Look through the data below for the string "this", and copy every line where it turns up.

(Page and application data records)

################

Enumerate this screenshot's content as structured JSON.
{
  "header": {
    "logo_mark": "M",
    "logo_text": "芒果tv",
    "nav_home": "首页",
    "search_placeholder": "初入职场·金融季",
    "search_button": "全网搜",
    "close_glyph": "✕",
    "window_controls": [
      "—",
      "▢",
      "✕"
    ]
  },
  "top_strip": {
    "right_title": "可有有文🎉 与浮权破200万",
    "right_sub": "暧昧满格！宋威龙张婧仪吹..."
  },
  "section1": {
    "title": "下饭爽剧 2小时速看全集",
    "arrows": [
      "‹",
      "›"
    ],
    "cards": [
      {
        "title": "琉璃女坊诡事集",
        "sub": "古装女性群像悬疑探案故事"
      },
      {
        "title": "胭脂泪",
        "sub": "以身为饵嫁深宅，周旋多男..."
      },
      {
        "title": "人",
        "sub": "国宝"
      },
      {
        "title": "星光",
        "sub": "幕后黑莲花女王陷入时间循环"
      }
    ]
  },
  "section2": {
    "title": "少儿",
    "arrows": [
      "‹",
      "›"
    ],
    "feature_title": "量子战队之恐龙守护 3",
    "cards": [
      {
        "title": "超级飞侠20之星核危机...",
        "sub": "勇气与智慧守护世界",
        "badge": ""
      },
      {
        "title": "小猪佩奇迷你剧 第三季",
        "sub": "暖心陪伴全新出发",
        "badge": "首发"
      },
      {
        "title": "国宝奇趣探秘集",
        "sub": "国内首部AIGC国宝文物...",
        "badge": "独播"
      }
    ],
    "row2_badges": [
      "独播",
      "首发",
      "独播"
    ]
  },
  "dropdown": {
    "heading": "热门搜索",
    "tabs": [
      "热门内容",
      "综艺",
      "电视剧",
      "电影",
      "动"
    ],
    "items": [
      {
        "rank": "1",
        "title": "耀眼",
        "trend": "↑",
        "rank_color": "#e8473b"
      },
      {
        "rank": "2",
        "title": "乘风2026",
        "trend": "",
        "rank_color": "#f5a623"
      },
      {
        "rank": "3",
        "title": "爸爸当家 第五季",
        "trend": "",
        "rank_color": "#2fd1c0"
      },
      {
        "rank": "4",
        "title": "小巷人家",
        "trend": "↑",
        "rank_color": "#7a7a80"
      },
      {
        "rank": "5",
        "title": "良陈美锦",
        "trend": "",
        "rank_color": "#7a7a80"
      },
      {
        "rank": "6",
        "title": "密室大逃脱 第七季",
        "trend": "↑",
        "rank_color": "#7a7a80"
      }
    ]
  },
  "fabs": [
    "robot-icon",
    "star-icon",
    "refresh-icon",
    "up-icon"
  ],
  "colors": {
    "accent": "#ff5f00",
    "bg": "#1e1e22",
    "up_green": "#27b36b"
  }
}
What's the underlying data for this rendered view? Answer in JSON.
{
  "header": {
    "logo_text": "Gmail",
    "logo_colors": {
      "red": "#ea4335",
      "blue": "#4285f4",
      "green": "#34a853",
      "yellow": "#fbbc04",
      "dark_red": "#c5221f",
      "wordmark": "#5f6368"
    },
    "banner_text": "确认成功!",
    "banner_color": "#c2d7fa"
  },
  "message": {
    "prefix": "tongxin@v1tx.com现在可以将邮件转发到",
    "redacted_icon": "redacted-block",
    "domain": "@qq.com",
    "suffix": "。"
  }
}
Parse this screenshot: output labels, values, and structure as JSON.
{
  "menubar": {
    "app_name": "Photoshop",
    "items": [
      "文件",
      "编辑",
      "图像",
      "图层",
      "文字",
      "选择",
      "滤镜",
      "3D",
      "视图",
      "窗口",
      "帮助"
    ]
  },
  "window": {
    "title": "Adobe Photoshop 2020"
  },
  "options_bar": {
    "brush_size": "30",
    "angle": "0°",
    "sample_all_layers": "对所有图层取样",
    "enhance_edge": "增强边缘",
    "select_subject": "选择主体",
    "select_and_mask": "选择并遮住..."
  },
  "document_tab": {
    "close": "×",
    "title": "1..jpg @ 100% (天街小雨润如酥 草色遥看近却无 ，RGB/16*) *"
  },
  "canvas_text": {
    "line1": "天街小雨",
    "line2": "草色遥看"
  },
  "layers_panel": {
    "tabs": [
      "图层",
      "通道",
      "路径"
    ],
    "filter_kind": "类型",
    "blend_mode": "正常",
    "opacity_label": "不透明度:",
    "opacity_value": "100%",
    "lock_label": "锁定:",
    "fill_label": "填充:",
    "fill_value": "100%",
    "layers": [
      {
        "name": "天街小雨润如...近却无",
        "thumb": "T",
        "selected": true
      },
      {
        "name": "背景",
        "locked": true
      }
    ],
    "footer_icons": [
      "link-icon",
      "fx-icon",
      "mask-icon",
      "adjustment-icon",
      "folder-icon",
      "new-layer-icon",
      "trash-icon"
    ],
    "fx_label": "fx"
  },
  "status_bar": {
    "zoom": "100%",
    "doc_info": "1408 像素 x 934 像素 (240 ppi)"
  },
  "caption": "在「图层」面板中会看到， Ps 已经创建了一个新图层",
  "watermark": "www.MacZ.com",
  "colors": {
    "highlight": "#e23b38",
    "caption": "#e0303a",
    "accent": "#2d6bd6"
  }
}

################

| Task response |
Enumerate this screenshot's content as structured JSON.
What's the underlying data for this rendered view? Answer in JSON.
Parse this screenshot: output labels, values, and structure as JSON.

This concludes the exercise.